NEW DELHI: The Bharatiya Janata Party (BJP) on Tuesday threatened a state-wide agitation against the H.D.Kumaraswamy-led coalition government for its apathy towards dealing with the worsening drought in Karnataka.
B.S.Yeddyurappa, the state BJP chief, hit out at Kumaraswamy stating that the Janata Dal (Secular) and Congress were more worried about coalition problems than tending to the drought leading to an acute shortage of drinking water.
“If no action is taken in two or three days, it will be inevitable for us to hold a state-wide agitation," the Press Trust of India reported on Tuesday, quoting Yeddyurappa.
Though officials have been asked to take the lead in drought mitigation, the absence of elected representatives, including ministers, provides the opposition ammunition to corner the government.
“The government and chief minister have been on top of things and have been working towards drought mitigation," said an official at the chief minister’s office, requesting not to be named.
Some within the farming community were hoping that they would get some help from the Kumaraswamy government while it is still in power.
The BJP is confident that the coalition government will collapse after 23 May, when results of the ongoing Lok Sabha elections are announced, as the differences between the JD(S) and Congress will intensify, making it more difficult for them to continue in the alliance.
The two sides had depended on the farming community to secure a higher seat share in last year’s assembly elections as well as in the ongoing parliamentary polls.

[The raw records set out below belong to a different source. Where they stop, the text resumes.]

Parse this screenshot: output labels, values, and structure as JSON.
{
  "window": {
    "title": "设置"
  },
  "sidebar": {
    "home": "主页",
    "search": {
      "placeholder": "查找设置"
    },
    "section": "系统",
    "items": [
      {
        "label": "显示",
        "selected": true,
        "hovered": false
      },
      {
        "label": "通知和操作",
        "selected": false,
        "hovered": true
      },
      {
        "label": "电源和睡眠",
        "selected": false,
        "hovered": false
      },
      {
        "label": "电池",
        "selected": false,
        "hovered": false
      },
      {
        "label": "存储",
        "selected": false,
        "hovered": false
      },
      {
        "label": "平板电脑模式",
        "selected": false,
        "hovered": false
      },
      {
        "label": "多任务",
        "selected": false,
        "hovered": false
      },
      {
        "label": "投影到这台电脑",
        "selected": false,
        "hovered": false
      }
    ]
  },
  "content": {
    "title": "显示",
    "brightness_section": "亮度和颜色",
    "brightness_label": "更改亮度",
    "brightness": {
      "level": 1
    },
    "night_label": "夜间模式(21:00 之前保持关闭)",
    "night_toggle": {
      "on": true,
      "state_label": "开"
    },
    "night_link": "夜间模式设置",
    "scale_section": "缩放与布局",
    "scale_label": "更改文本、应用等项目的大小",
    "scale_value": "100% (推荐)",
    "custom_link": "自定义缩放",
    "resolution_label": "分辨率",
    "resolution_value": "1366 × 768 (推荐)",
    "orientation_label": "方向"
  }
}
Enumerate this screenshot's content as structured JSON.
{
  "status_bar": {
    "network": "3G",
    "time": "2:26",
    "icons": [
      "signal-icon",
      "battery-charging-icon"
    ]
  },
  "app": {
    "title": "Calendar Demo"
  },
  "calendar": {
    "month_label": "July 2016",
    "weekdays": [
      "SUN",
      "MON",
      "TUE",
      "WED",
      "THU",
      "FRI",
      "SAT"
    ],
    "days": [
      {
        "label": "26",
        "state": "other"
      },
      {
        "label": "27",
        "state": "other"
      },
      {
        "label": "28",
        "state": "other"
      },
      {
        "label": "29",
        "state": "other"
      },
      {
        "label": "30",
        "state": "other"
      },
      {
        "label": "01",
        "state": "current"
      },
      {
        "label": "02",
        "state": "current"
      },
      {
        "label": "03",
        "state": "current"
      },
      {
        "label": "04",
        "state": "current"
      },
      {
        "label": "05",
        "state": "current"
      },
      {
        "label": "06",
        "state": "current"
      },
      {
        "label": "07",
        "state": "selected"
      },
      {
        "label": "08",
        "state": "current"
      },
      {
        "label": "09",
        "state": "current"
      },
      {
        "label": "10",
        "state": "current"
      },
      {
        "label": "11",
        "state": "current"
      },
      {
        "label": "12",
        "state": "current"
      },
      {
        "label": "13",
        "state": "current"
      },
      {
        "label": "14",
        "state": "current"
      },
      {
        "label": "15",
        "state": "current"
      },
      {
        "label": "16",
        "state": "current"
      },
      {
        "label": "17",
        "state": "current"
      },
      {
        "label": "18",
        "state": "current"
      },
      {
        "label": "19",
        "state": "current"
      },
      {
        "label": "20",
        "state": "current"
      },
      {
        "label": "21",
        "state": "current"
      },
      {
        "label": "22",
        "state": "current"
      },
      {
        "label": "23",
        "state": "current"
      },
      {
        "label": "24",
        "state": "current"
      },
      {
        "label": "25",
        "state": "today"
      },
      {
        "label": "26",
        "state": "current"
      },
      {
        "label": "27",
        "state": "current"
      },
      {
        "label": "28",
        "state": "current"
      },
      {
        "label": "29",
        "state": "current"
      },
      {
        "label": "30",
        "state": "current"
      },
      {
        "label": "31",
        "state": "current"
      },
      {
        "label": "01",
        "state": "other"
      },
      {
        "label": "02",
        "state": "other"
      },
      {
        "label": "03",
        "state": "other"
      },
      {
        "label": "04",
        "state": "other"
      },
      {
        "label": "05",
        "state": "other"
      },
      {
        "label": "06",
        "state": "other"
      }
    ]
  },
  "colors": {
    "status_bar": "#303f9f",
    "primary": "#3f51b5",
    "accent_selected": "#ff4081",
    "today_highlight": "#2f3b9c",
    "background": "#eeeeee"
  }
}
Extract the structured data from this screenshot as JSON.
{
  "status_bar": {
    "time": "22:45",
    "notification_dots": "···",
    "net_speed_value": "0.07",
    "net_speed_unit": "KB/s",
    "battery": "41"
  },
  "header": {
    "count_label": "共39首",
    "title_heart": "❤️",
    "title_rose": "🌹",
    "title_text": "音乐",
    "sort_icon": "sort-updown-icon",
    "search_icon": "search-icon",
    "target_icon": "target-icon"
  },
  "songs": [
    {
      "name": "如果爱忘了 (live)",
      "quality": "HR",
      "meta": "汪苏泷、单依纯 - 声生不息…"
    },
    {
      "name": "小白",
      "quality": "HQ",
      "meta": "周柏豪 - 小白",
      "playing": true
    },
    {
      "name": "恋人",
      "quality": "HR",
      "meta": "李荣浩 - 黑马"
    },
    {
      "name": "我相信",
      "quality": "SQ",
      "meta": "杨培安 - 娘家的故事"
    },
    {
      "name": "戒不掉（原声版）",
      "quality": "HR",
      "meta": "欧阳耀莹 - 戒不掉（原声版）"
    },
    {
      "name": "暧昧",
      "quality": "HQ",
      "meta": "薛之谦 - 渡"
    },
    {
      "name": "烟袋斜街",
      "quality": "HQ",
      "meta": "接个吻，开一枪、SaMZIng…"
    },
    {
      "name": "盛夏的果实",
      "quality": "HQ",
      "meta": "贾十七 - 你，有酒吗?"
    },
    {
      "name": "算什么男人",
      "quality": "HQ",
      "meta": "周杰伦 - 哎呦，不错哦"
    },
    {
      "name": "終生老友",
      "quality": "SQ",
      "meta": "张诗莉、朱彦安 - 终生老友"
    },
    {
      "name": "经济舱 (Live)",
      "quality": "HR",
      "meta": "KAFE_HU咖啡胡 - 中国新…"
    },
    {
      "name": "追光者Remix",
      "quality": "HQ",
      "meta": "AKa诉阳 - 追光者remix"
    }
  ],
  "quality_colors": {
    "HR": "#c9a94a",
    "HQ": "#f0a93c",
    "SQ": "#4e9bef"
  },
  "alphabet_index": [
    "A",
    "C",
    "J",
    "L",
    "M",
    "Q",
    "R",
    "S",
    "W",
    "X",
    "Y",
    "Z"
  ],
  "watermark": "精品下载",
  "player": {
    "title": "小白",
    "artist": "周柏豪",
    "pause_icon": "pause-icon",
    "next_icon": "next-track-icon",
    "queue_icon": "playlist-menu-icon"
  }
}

Several political parties have promised to waive farm loans to earn the backing of the agricultural community.
In Karnataka, the Kumaraswamy government has released a total amount of ₹7,417 crore covering 15.5 lakh farmers as part of its promise made in last year’s budget.
Failing rains, however, are making it difficult for farmers to go in for sowing in drought prone Karnataka.
There are drinking water problems in over 2,200 villages and 1,800 tankers and 1,300 private borewells have been rented, according to one senior minister of the government, requesting not to be named.